Subtle it ain’t, but if its passionate filmmaking you’re after, well, let’s just say Aronofsky isn’t faking it.
Cornerhouse AV Technicain Dave Petty reviews Black Swan
I’m sure it must be bad form to start a review with a quote from a website forum post, but this seemed ever so apt:
muchobenny: ‘This film was as subtle as a brick and I felt like I was being beaten to death with it.’
horribleives: ‘That pretty much sums up why I loved it. Subtlety’s over-rated.’
‘Subtle’ is an adjective that can be both a blessing and a curse for a potential Oscar candidate. Use it well, and you can sweep the board with a nuanced performance here or a bleak masterpiece there. Ditch it altogether, and you end up taking home the Best Picture gong for Crash. But in the case of Black Swan, the lack of anything even approaching subtle could be its awards-baiting downfall. But to paraphrase George Clooney’s Fred Friendly in Good Night, and Good Luck., if you’re gonna go down, you might as well go down swinging. Quite simply, this is toweringly insane, operatic nightmare horror on a dizzyingly intimate but effortlessly grand scale.
I won’t spend my time here recounting too much of the plot; Portman’s dedicated but fragile Nina gets thrust into the lead role of a new performance of Swan Lake, only to have her ballet mojo thrown into disarray by Mila Kunis’ Lily, a seductive newcomer to the company who fits in with almost worrying ease, her relaxed, flirtatious demeanour a stark counterpart to Nina’s perpetual, mounting distress. Throw in the controlling matriarch (Barbara Hershey) and the ageing star (Winona Ryder) torn brutally from the limelight by Vincent Cassel’s overlord of a ballet director (equal parts manipulative teacher and sexual predator), and you have every ingredient needed for melodrama to escalate. And boy, does it escalate. And amidst the emotional minefield, there’s the innocent-looking scratches on Nina’s back developing into blood-seeping wounds that won’t go away, to visceral physical transformations that leave little to the imagination, all invaded with handheld cinematography in permanent close-up. It’s these full-blown swan-dives into body horror that push the unfolding drama to heights rarely seen in an awards season film, let alone a film that is first and foremost about ballet.
It is this jarring contrast between the real and the unreal which appears to have caused somewhat of a critical backlash against Black Swan, but for me it’s a sign of director Darren Aronofsky’s bravura and daring that he has been willing to ‘go there’, to be uncompromising about the lengths people will go to embody a role, the line between reality and fantasy becoming so blurred that it’s hard to tell what’s real and what’s not, for both the character and for the audience.
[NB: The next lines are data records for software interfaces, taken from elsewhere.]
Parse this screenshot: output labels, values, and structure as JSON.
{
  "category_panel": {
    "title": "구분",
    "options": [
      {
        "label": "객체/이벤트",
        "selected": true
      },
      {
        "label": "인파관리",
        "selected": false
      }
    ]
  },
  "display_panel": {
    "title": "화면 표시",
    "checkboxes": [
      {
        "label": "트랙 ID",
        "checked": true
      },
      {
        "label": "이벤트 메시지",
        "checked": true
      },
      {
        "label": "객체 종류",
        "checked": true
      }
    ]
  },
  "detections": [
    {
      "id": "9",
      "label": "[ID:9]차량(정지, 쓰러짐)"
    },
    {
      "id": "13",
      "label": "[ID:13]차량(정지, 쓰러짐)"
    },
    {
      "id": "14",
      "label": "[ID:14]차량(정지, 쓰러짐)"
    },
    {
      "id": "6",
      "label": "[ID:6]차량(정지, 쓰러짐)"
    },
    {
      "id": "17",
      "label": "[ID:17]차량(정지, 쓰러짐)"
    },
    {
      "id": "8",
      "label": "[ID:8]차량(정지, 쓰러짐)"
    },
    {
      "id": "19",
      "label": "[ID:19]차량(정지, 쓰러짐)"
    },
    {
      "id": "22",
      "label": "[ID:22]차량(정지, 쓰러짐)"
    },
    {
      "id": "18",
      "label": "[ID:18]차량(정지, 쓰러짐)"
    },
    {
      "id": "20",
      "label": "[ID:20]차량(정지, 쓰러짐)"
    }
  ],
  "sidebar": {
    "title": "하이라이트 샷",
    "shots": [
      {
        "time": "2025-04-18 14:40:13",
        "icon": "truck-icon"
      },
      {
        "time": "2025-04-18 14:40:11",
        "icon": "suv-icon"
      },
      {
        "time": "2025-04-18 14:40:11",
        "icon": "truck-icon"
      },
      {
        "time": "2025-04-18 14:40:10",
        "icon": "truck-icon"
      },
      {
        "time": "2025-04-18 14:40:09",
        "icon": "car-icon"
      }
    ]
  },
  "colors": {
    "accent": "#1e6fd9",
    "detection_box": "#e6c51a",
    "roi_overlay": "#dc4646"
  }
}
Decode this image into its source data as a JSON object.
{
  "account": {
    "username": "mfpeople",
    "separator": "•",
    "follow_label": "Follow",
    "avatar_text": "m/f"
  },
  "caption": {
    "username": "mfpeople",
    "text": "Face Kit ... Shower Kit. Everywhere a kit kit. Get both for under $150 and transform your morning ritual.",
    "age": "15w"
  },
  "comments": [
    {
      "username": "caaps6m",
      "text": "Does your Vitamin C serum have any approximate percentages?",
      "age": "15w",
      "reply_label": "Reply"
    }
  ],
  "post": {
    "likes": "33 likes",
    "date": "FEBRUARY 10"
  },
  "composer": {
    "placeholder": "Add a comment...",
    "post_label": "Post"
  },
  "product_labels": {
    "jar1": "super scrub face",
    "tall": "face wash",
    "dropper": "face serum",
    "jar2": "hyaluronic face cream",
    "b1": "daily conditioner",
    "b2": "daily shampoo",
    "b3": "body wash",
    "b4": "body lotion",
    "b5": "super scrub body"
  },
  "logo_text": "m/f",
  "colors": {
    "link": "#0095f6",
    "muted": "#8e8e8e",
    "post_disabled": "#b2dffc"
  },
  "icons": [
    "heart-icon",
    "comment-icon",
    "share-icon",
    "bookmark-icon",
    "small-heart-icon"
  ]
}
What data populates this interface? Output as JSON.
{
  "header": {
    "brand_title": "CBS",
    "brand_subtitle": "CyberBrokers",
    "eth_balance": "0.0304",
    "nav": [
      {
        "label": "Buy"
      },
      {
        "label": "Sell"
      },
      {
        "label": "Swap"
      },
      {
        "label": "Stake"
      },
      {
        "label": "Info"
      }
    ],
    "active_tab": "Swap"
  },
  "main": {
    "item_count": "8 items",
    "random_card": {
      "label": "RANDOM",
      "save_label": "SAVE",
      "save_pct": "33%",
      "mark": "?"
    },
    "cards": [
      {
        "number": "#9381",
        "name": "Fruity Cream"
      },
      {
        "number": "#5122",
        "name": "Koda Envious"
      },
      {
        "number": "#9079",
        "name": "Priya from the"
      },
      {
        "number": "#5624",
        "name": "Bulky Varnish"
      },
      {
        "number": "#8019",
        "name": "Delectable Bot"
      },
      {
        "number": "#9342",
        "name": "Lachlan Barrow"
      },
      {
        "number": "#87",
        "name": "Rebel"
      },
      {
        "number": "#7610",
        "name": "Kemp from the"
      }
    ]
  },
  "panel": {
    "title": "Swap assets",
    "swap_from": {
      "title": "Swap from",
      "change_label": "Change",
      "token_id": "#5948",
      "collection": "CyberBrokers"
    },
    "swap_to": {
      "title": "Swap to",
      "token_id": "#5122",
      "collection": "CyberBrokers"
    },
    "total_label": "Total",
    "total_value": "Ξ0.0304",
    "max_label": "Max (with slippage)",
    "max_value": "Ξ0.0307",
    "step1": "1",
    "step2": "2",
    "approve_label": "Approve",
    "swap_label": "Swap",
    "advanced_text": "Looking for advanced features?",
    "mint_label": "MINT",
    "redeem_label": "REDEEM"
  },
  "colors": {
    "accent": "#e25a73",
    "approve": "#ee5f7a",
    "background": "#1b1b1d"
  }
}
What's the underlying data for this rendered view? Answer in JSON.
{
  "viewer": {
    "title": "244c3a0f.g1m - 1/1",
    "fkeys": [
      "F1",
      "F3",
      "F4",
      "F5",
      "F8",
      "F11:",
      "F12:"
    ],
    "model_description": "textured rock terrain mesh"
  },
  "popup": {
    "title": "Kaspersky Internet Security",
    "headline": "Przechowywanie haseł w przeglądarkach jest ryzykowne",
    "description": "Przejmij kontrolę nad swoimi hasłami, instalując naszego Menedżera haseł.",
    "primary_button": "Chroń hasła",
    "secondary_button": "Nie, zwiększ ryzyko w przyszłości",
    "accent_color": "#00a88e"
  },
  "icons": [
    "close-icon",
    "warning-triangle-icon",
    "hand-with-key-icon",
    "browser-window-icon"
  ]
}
As with other reviews, much has been made of the constant use of mirrors and the idea of the doppelgänger which, as Wikipedia helpfully points out, is in some traditions seen as a representation of evil and as an omen of death. For those familiar with the story of Swan Lake this will come as no surprise (for those that aren’t, this film serves as a perfectly manic introduction), but it’s Aronofsky’s desire to represent so much so literally that will ultimately divide audiences.
While Black Swan can hardly be considered original (comparisons have already been made with Cronenberg’s The Fly, Lynch’s Mulholland Dr. and Argento’s Suspiria), it’s surprising just how original it comes off, how certain images linger in the mind long after the credits have rolled. It’s been a while since I emerged from a cinema genuinely buzzing with excitement about what I’d just seen, cinema so ludicrously over-the-top and magisterial in its madness that you can’t help but be sucked in. Portman genuinely does give the performance of her career, but it would have been hard for her not to with such craftsmanship at work behind the lens.
Go see it on the big screen, and make sure you sit near the front!